Amanie Advisors Australia Pte Ltd, which is part of the Malaysian Amanie Advisors Group, has proposed to raise multiple short-term sukuk to cover Australia’s manufacturing ecosystem as part of the strategy to win funds from the Gulf area. Amanie founder and group chairman Dr Mohd Daud Bakar said the structures used in Islamic finance transactions mirror very closely the types of funding that are currently in demand in Australia, particular with respect to real economic activity which include leasing, financing of mining activities and farming. Amanie's idea involves funding from the whole value chain of any business, for examples electricity production. This is a totally new way of approach in the Islamic finance industry, which seems to have been well accepted in Australia. The short-term sukuk will involve the banks in the value chain, reduce the dependency of farmers and producers from conventional or private funds though the risk is quite high but the third party acts as the underwriter.
Crescent Wealth has developed its own platform for its four investment options and has appointed Corporate Combined Superannuation (CCSL) as trustee. The Shariah-compliant funds - Australian equities, international equities, income fund and Australian infrastructure and property - were previously only available on the Association of Independently Owned Financial Planners Personal Choice Private e-wrap platform, after they were launched late last year. The company is also in talks with industry super funds to white-label the product as an ultra-ethical investment option. Although the product follows Islamic finance principles, the company expects the majority of its clients to be attracted to its ultra-ethical investing philosophy

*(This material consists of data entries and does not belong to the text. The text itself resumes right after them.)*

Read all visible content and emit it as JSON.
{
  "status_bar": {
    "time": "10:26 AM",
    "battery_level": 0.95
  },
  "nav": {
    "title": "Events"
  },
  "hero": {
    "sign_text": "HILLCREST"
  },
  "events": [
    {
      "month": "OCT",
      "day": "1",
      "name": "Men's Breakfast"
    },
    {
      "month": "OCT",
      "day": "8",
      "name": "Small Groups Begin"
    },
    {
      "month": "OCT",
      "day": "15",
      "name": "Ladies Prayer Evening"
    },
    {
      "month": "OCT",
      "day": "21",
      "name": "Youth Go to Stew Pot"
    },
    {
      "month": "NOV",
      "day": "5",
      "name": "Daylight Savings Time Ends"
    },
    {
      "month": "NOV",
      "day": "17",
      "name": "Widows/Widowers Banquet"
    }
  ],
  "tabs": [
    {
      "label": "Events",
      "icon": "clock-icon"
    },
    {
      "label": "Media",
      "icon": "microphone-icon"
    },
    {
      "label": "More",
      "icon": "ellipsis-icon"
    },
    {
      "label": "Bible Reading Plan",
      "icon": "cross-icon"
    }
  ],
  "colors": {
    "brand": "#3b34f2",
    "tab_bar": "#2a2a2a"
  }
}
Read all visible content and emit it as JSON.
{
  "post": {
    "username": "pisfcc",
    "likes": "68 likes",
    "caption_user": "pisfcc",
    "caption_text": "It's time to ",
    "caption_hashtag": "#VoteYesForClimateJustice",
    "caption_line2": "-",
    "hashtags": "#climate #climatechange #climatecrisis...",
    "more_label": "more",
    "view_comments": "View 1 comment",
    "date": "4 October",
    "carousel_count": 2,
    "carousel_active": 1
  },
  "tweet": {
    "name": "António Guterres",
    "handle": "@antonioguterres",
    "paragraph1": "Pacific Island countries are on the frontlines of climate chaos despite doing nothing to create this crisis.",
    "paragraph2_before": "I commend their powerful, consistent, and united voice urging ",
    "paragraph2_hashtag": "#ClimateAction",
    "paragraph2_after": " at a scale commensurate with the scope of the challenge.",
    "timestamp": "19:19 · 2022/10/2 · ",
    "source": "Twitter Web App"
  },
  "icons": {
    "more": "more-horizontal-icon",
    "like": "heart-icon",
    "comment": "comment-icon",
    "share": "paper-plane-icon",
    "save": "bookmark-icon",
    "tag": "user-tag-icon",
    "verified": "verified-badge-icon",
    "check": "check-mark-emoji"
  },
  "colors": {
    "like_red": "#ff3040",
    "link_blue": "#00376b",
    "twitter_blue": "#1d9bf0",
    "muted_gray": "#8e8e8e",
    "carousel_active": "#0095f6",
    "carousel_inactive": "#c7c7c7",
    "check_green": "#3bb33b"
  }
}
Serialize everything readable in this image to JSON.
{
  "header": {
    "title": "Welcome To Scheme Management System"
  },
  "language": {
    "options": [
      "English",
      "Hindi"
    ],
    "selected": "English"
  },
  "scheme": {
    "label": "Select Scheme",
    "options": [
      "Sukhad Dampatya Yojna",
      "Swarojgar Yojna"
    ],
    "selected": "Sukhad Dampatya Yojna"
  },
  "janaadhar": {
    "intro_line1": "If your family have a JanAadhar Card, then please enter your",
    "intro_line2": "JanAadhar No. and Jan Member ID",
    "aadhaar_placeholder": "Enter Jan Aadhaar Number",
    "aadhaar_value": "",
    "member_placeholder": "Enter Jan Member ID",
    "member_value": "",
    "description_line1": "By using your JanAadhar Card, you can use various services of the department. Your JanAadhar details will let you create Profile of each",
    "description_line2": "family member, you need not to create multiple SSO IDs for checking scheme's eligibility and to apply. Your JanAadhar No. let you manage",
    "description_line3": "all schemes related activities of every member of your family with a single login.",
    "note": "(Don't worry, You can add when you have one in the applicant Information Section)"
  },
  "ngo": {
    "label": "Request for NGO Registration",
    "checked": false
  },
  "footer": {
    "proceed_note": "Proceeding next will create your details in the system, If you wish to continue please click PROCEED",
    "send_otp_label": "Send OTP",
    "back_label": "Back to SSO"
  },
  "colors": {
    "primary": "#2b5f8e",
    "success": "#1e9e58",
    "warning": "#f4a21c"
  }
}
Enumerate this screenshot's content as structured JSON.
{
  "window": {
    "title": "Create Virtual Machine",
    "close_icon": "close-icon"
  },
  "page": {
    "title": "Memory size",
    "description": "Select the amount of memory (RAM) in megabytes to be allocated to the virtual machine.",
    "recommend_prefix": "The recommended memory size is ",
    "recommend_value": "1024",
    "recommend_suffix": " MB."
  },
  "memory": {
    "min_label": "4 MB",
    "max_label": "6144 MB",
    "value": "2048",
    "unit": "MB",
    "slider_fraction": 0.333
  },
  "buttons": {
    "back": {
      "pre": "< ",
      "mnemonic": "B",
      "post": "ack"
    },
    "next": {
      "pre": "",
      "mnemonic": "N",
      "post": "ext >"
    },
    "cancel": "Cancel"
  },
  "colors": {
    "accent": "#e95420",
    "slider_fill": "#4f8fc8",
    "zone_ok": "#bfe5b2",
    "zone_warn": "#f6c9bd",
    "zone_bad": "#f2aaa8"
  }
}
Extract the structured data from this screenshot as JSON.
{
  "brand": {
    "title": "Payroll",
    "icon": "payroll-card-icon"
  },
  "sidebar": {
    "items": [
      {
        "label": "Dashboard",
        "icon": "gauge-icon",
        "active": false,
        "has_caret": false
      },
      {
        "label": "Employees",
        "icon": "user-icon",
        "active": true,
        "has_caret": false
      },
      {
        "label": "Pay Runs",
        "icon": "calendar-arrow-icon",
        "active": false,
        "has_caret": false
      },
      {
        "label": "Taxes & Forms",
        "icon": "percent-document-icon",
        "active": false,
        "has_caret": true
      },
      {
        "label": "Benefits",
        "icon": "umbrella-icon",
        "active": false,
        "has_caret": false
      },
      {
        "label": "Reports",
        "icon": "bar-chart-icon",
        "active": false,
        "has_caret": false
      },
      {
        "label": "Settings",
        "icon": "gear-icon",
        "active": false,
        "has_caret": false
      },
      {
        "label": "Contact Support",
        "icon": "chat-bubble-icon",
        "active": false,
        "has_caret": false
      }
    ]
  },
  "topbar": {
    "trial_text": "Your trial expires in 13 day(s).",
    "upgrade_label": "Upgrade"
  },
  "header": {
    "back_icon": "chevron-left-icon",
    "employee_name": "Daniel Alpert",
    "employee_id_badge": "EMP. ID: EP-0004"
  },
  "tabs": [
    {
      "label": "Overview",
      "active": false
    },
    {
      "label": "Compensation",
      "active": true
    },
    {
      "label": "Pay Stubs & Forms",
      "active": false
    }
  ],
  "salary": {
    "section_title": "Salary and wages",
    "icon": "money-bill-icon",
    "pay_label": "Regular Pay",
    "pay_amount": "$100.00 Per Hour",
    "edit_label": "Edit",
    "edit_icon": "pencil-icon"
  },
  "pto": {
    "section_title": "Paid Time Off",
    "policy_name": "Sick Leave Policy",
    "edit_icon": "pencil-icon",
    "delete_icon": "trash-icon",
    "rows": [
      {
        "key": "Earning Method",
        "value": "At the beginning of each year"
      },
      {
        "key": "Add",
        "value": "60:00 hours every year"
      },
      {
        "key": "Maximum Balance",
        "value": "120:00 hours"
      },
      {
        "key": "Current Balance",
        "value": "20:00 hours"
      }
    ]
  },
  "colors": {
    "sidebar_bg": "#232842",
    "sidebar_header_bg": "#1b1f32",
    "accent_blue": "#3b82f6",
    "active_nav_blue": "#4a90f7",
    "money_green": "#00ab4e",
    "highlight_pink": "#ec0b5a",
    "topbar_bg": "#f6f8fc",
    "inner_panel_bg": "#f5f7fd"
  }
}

Less than one per cent of investment products in Australia are Shariah compliant, suggesting huge opportunities for fund managers in this segment. The Muslim Community Co-operative Australia (MCCA) manages a Shariah compliant property income fund which has just surpassed $30 million in assets under management. MCCA chairman Dr. Akhtar Kalam said this growth shows strong support for IBF products within Australia. MCCA is also reported to be in advanced discussions with an unnamed Middle Eastern company with a view to setting up a $180 million mortgage fund, a $150 million property fund, a $180 million Sukuk fund and a $5 million asset-leasing fund. Kalam said that this deal could signal the start of an exciting growth story driven by overseas interest in investment in Australia.
Insurance Australia Group (IAG) is growing in Asia, but also interested in Australia. Its chief executive Mike Wilkins recommended Australia pull down tax barriers in order to encourage Islamic finance. The federal government is yet to respond to a subsequent Board of Taxation review. Indonesia is also a target market for IAG. In order to fund its takaful liabilities, IAG would need to invest the cash flows received from policyholders into sharia-compliant products such as sukuk. At present however, because sukuk is based on several transfers of assets into and out of an SPV, the cost of issuance os well above a conventional bond.